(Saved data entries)

((

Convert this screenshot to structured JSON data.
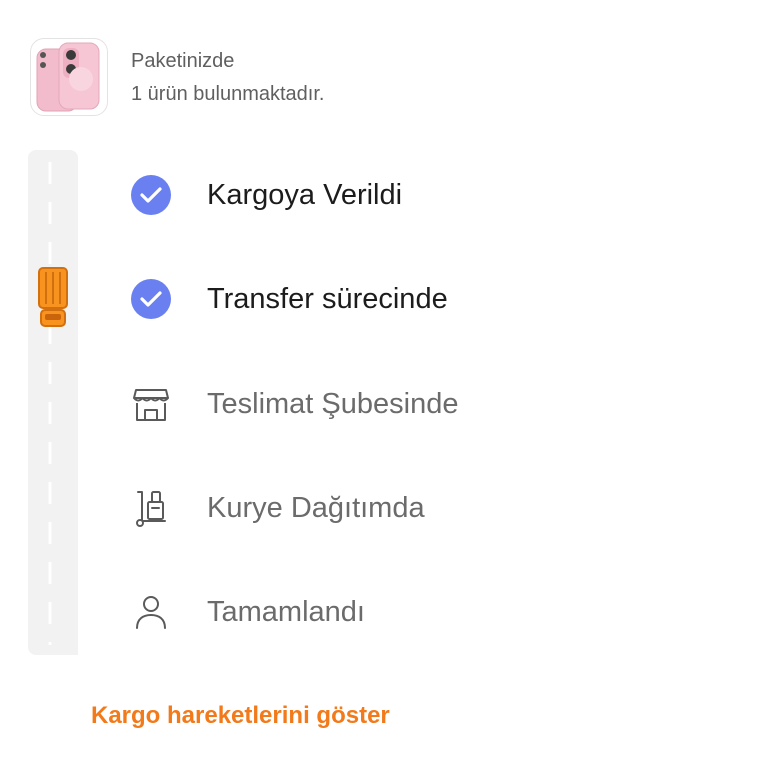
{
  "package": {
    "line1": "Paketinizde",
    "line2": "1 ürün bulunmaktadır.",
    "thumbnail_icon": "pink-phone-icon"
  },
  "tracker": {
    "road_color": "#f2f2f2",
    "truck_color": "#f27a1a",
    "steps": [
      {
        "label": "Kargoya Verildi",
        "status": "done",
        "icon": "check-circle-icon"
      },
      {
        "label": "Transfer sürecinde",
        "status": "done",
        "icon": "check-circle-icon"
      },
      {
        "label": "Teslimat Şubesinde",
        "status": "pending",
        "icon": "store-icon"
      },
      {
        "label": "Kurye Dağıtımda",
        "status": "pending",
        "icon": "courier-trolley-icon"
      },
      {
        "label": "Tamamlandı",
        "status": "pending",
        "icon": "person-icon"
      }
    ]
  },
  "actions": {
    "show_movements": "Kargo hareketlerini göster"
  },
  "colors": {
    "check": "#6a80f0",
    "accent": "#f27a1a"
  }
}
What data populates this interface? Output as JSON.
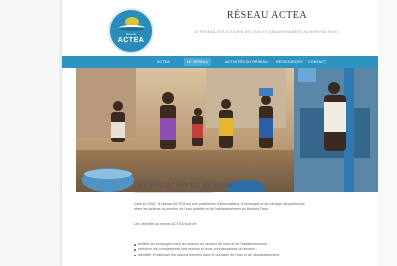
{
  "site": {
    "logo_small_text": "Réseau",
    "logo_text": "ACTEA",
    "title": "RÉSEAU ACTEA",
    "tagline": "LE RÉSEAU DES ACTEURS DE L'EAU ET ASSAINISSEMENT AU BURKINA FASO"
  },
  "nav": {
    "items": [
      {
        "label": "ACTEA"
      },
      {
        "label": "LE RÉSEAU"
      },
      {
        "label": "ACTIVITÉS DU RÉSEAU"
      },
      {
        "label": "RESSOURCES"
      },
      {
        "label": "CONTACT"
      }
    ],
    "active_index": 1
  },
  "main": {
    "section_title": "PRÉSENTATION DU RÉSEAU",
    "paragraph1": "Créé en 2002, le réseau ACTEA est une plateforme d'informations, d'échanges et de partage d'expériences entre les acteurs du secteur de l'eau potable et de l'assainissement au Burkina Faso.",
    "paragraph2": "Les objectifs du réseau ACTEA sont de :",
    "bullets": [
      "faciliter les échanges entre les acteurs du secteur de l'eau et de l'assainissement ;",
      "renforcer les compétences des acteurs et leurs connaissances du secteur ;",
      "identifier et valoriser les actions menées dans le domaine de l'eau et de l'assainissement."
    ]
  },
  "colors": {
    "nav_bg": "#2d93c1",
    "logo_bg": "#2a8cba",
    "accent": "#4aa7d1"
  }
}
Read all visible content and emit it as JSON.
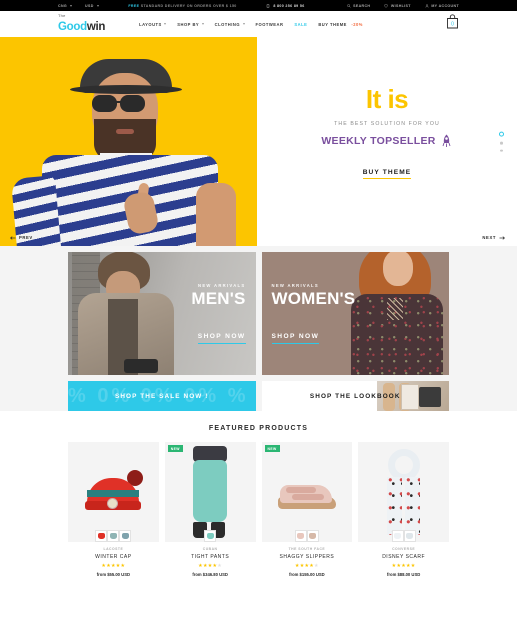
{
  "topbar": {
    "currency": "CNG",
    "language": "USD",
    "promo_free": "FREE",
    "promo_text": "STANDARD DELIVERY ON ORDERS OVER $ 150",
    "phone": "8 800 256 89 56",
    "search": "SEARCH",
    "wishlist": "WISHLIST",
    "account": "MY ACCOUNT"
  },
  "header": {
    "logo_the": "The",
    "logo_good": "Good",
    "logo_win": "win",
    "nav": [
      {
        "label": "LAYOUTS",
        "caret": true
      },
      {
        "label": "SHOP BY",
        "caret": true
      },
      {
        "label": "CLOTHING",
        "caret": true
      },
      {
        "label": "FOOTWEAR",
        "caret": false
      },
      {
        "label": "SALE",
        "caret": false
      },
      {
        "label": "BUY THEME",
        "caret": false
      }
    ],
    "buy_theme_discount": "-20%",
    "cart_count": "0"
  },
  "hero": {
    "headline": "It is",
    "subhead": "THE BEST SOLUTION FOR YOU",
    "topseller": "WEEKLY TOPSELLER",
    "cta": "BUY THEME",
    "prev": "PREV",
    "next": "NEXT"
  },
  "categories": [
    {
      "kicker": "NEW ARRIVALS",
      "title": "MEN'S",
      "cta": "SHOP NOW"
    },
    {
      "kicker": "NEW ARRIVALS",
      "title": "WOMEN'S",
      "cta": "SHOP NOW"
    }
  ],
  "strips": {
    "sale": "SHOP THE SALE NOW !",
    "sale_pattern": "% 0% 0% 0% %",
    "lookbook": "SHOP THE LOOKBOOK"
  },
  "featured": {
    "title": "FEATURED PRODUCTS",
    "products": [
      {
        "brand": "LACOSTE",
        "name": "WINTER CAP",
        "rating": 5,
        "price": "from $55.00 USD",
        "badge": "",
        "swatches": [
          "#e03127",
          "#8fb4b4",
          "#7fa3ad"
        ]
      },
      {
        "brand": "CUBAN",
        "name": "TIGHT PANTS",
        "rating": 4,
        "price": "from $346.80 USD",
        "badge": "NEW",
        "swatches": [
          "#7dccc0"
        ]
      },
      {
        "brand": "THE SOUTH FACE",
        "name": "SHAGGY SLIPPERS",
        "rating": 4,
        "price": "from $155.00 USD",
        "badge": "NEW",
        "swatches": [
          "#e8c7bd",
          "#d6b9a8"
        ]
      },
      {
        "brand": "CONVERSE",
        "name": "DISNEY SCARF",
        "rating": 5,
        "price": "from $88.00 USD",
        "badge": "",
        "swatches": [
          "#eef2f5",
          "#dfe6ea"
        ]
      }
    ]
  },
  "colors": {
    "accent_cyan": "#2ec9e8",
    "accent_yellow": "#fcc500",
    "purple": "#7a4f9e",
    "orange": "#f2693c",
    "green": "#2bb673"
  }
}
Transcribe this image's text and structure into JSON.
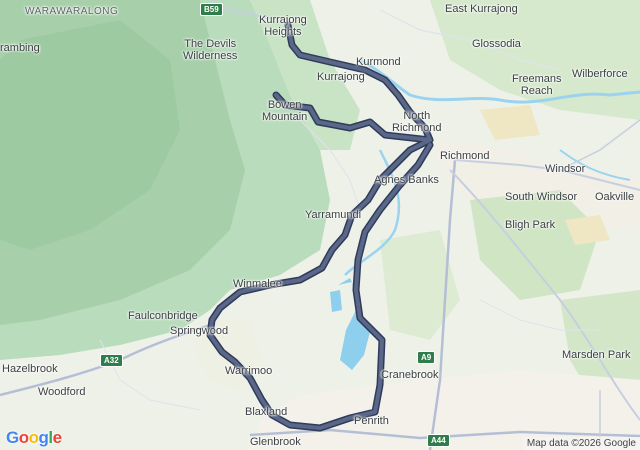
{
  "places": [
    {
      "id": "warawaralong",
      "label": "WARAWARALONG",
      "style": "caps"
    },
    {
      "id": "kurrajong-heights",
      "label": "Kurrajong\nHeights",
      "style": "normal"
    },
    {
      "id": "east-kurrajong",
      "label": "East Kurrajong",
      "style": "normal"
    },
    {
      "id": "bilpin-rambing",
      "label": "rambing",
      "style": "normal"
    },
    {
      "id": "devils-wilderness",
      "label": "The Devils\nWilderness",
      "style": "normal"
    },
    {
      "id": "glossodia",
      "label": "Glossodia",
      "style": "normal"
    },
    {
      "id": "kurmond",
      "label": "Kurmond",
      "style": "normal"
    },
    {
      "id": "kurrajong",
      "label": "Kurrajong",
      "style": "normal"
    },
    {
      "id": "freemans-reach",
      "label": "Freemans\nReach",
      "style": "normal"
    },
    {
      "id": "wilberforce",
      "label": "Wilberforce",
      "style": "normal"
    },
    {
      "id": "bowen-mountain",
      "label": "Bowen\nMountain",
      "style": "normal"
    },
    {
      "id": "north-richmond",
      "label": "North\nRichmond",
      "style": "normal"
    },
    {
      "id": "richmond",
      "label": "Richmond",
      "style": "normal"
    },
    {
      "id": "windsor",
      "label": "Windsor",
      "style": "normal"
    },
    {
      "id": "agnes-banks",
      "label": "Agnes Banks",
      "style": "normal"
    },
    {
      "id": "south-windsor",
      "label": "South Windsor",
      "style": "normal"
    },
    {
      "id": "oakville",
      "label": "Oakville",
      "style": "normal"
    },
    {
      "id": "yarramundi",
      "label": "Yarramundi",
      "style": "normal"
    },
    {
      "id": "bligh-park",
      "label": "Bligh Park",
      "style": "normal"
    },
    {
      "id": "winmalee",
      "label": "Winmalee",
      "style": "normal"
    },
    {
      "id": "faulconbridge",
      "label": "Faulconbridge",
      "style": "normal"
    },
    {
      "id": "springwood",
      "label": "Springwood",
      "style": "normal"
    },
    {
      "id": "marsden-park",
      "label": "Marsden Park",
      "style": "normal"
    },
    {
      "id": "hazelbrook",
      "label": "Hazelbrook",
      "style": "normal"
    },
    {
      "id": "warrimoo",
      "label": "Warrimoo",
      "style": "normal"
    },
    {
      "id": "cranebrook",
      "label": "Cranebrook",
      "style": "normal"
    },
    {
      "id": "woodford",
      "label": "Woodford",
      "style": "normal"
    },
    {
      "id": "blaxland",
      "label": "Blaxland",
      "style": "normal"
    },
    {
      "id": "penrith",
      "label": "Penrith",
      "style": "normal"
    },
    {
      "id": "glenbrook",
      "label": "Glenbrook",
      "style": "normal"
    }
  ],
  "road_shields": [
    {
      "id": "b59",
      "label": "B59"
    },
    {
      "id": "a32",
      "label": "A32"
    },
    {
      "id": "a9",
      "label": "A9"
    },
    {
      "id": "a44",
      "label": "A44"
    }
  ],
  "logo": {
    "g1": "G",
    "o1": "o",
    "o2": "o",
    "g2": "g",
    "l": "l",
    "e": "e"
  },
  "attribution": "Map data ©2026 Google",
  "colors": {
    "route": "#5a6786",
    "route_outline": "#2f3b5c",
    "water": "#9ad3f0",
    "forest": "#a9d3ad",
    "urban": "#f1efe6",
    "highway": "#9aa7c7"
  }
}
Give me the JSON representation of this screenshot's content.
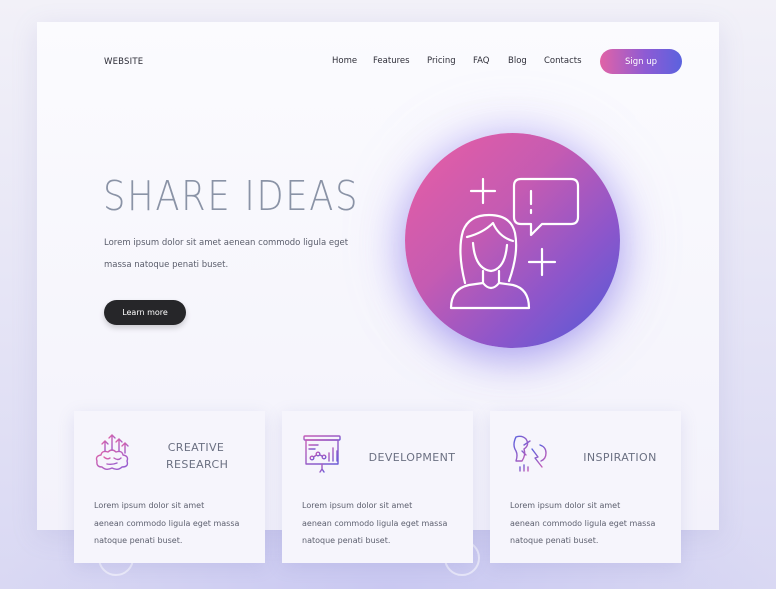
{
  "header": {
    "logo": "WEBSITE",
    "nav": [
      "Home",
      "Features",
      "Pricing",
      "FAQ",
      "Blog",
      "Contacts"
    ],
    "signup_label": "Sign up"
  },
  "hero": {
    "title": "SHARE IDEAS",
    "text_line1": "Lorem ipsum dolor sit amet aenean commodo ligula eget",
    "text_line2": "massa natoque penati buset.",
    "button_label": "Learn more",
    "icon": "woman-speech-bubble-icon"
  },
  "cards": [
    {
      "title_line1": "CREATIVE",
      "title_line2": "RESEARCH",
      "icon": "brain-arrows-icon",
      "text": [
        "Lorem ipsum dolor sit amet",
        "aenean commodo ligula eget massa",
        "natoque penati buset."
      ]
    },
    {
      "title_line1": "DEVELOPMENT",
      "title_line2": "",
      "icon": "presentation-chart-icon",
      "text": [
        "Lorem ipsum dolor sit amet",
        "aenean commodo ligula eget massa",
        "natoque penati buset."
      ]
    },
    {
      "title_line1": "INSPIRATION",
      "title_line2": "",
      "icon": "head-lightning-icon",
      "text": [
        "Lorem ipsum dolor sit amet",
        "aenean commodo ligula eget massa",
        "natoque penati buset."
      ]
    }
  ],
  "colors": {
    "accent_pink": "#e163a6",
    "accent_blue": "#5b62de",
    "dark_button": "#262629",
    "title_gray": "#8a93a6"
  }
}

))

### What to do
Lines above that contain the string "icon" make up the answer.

### Expected output
    "thumbnail_icon": "pink-phone-icon"
        "icon": "check-circle-icon"
        "icon": "check-circle-icon"
        "icon": "store-icon"
        "icon": "courier-trolley-icon"
        "icon": "person-icon"
    "icon": "woman-speech-bubble-icon"
      "icon": "brain-arrows-icon",
      "icon": "presentation-chart-icon",
      "icon": "head-lightning-icon",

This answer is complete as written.